•At the bachelor's degree level, White men's earnings are highest, while Black men and Black women
remain at the fourth and seventh positions.
•While Blacks with a high school education are estimated to earn about a million dollars (1999 figures)
during their work-life, those with a bachelor's degree would earn $1.7 million, and those with an advanced
degree would earn $2.7 million.
•Clearly, the levels of education, employment, and earnings of Blacks have in- creased markedly in the past
decades.

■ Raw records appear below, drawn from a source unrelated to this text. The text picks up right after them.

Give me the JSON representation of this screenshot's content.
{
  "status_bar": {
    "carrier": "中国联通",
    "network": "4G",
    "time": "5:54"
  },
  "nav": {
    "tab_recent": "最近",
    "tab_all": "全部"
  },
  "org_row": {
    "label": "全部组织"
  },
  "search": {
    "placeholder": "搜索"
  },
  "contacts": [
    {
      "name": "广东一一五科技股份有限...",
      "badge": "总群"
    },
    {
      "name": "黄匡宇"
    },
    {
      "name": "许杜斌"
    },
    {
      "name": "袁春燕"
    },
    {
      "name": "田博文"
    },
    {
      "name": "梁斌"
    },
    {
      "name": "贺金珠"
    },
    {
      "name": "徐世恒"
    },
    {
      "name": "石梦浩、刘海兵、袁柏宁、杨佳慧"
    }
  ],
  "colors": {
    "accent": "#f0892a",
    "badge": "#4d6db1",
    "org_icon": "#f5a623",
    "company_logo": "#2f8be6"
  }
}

However, the returns gained from their education and their higher unemployment and
underemployment suggest that Blacks still experience discrimination in organizations.

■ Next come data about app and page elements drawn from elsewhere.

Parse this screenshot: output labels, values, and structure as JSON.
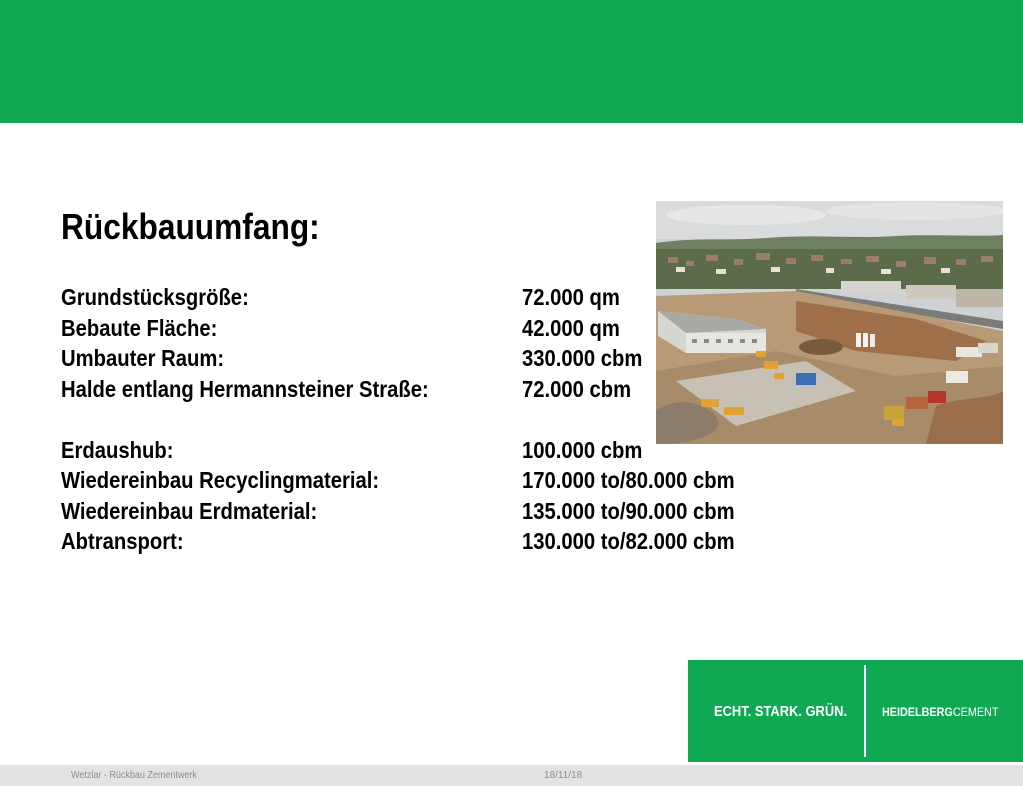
{
  "slide": {
    "title": "Rückbauumfang:",
    "facts_group1": [
      {
        "label": "Grundstücksgröße:",
        "value": "72.000 qm"
      },
      {
        "label": "Bebaute Fläche:",
        "value": "42.000 qm"
      },
      {
        "label": "Umbauter Raum:",
        "value": "330.000 cbm"
      },
      {
        "label": "Halde entlang Hermannsteiner Straße:",
        "value": "72.000 cbm"
      }
    ],
    "facts_group2": [
      {
        "label": "Erdaushub:",
        "value": "100.000 cbm"
      },
      {
        "label": "Wiedereinbau Recyclingmaterial:",
        "value": "170.000 to/80.000 cbm"
      },
      {
        "label": "Wiedereinbau Erdmaterial:",
        "value": "135.000 to/90.000 cbm"
      },
      {
        "label": "Abtransport:",
        "value": "130.000 to/82.000 cbm"
      }
    ]
  },
  "branding": {
    "claim": "ECHT. STARK. GRÜN.",
    "logo_strong": "HEIDELBERG",
    "logo_light": "CEMENT",
    "color": "#0fa954"
  },
  "footer": {
    "left": "Wetzlar - Rückbau Zementwerk",
    "date": "18/11/18"
  }
}
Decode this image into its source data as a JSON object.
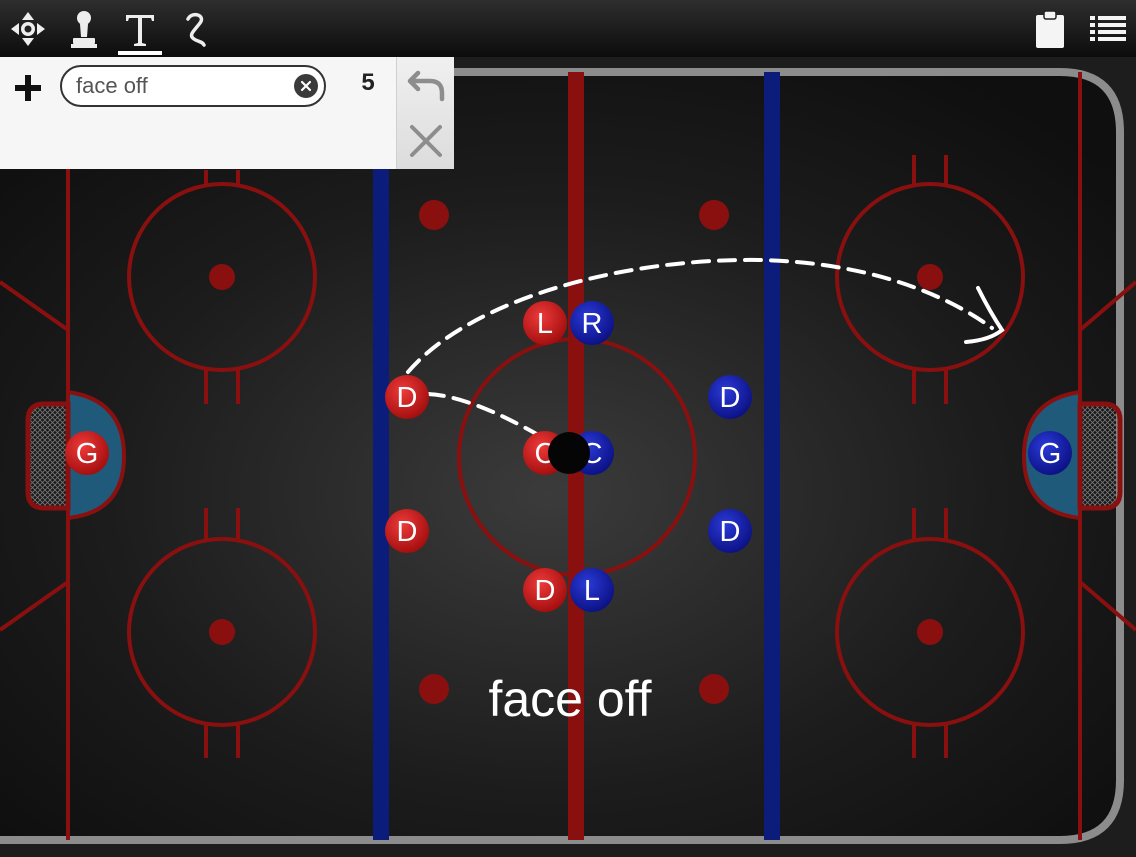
{
  "toolbar": {
    "tools": [
      {
        "name": "move-icon",
        "active": false
      },
      {
        "name": "player-piece-icon",
        "active": false
      },
      {
        "name": "text-tool-icon",
        "active": true
      },
      {
        "name": "draw-path-icon",
        "active": false
      }
    ],
    "right": [
      "clipboard-icon",
      "list-menu-icon"
    ]
  },
  "panel": {
    "search_value": "face off",
    "count": "5"
  },
  "colors": {
    "red_team": "#cc1111",
    "blue_team": "#0a1aa8",
    "line_red": "#8a1010",
    "line_blue": "#0c1c7a",
    "crease": "#1f5a7a"
  },
  "rink": {
    "caption": "face off",
    "players": [
      {
        "label": "L",
        "team": "red"
      },
      {
        "label": "R",
        "team": "blue"
      },
      {
        "label": "D",
        "team": "red"
      },
      {
        "label": "D",
        "team": "blue"
      },
      {
        "label": "C",
        "team": "red"
      },
      {
        "label": "C",
        "team": "blue"
      },
      {
        "label": "D",
        "team": "red"
      },
      {
        "label": "D",
        "team": "blue"
      },
      {
        "label": "D",
        "team": "red"
      },
      {
        "label": "L",
        "team": "blue"
      },
      {
        "label": "G",
        "team": "red"
      },
      {
        "label": "G",
        "team": "blue"
      }
    ]
  }
}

•Recall that access discrimination occurs when people are denied employment opportunities, or "access" to
jobs, based on their race, sex, age, or other factors unrelated to productivity.
•Treatment discrimination occurs when people are employed but are treated differently once employed,
receiving fewer job-related rewards, resources, or opportunities than they should receive based on job-
•African Americans frequently experience access discrimination based on stereotypes, prejudice, stated
instructions to discriminate, skin tone (with those with darker skins faring worse than those with lighter
skins), or even because their names "sound Black.
•Blacks, such as LaKisha and Jamal, were 50% less likely to be called for interviews than were applicants
with names that are common to Whites, such as Emily and Greg. Additional "Black-sounding" names used
in the study were Aisha, Keisha, Tamika, Tanisha, LaToya, Kenya,
•Applicants with "White-sounding" names needed to send out ten résumés to receive one callback, while
those with "Black-sounding" names had to send out fifteen résumés--a 50% difference in call-backs.
Having higher-quality résumés (e.g., more credentials) improved Whites' likelihood of being called but did
not increase call-backs for Blacks. In other words, increasing credentials did not matter if the applicant had
a "Black-sounding" name. Having a "White-sounding" name resulted in as many additional call-backs as
did having eight more years of experience on a résumé.
•Black names are "increasingly associated with mothers who are young, poor, unmarried, and have low
•Larger firms are also more likely to have formal hiring practices and structured interviews, which leave less
room for subjective and possibly discriminatory employment decisions.
•In none of the studies using testers, mailed-in résumés, or analyses of other data would applicants have
been aware that access discrimination had occurred. All that applicants would have known is they were not
called for an interview or were not hired.
"New" or "modern" racism: